Madeleine McCann case: Portuguese police reopen inquiry
Portuguese police have reopened their inquiry into the disappearance of British girl Madeleine McCann, the public prosecutor's office has said.
Madeleine, from Leicestershire, was three when she disappeared from Praia da Luz in the Algarve in May 2007.
Portugal's attorney general said "new elements of evidence" justified the "continuation of the investigation", which was shelved by police in 2008.
Madeleine's parents said they hoped for "the answers we so desperately need".
Scotland Yard began a review of the case in May 2011 - codenamed Operation Grange - and opened a formal investigation in July this year.
Portuguese police said a review team had been working since March 2011 to look back through information from the original investigation - and this process had uncovered potential new lines of inquiry.
The decision comes after Scotland Yard said at a briefing earlier this year that the Portuguese inquiry would not be re-opened until judges there were convinced there were solid grounds to do so.
It would appear that this decision is highly significant, BBC home affairs correspondent Danny Shaw said.
Assistant Commissioner Mark Rowley and Det Ch Insp Andy Redwood met senior Portuguese police in Lisbon last Thursday for a briefing on the new lines of enquiry, which are "separate" to those being followed by the Met.
Madeleine's parents, Kate and Gerry McCann, were also briefed on the case during the meeting.
They said they were "very pleased" the Portuguese inquiry, which will run alongside the Met operation, was being reopened.
"We hope that this will finally lead to her being found and to the discovery of whoever is responsible for this crime," they said.
"We once again urge any member of the public who may have information relating to Madeleine's abduction to contact the police in Portugal or the UK."
Mr Rowley, assistant commissioner for specialist crime and operations, said the meeting was "very positive" and both forces had a "shared determination" to solve the case.
"I believe that we have the best opportunity yet to finally understand what happened to Madeleine," he said.
UK Home Secretary Theresa May welcomed the development, saying: "I hope what we are going to see is a resolution of this case for the sake of Maddie's parents and family."
Thursday 3 May 2007: Timeline
- 20:30 Kate and Gerry McCann leave their apartment to have dinner at a Tapas bar
- 21:05 Gerry McCann checks on Madeleine and her siblings
- 22:00 A man is seen carrying a child wearing pyjamas heading towards the ocean
- 22:00 Kate McCann raises the alarm that Madeleine has gone missing
Madeleine went missing from her family's holiday apartment on 3 May 2007, as her parents dined with friends at a nearby tapas bar.
The three-year-old and her brother and sister were left in the apartment at 20:30, with their father checking on them at 21:05.

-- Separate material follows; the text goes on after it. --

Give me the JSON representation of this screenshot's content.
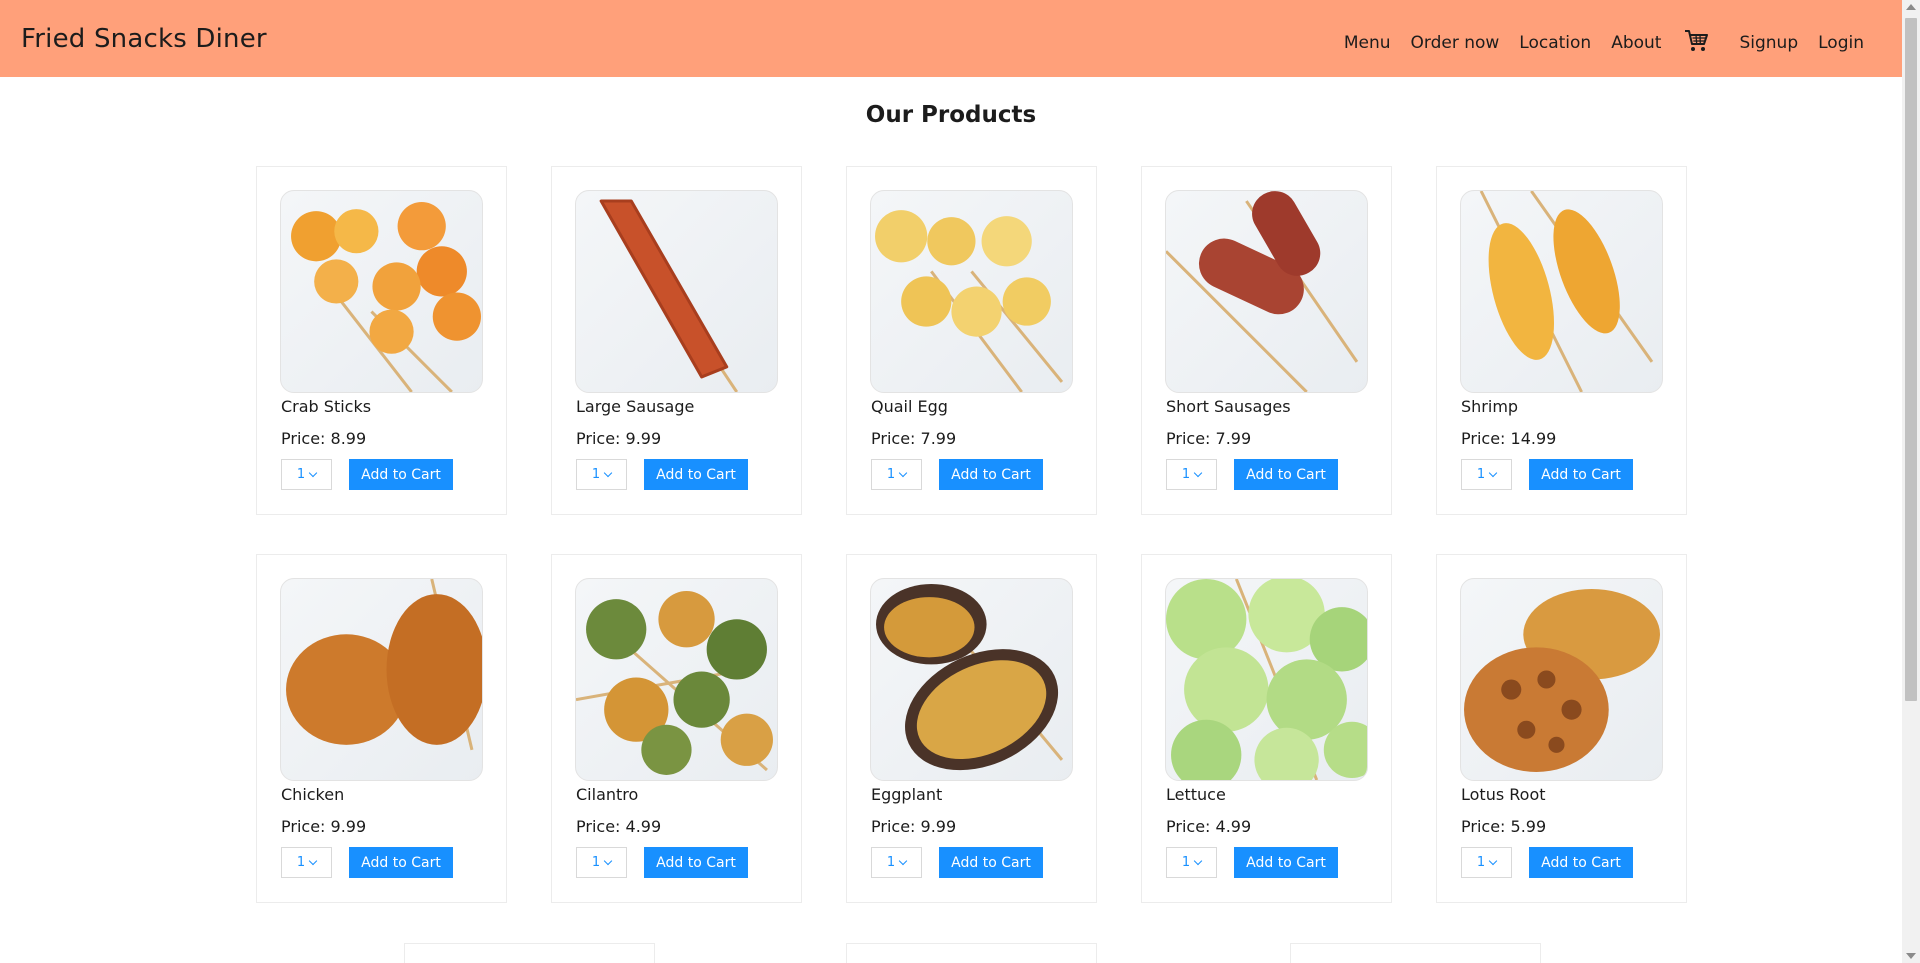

Mrs McCann raised the alarm at 22:00 when she realised Madeleine was gone.
Since then there has been much speculation about what happened to the youngster.
In July, the Met said new evidence had come to light, and last week an appeal launched on BBC Crimewatch prompted 2,400 responses.
Met detectives released two e-fits of a man seen carrying a child in Praia da Luz at 22:00 on the night Madeleine went missing and it was revealed that they now suspected Madeleine could have been taken later than previously thought - just before her mother returned to the apartment to check on her.
The Met are offering a £20,000 reward for information.
They say their inquiries have led to the "accepted version of events" surrounding Madeleine's disappearance being significantly changed.
Det Ch Insp Andy Redwood said further appeals on similar programmes in the Netherlands and Germany had led to hundreds of calls.
The next stage of the appeal will be in Ireland later this month.
On Wednesday, Met Police Commissioner Sir Bernard Hogan-Howe defended the way Portuguese police had handled the initial investigation into Madeleine's disappearance.
"I'm sure for them that must have been a challenge. Anybody can go back after two, three, five, six years and say 'why didn't you do that'? That's easy in hindsight," he said.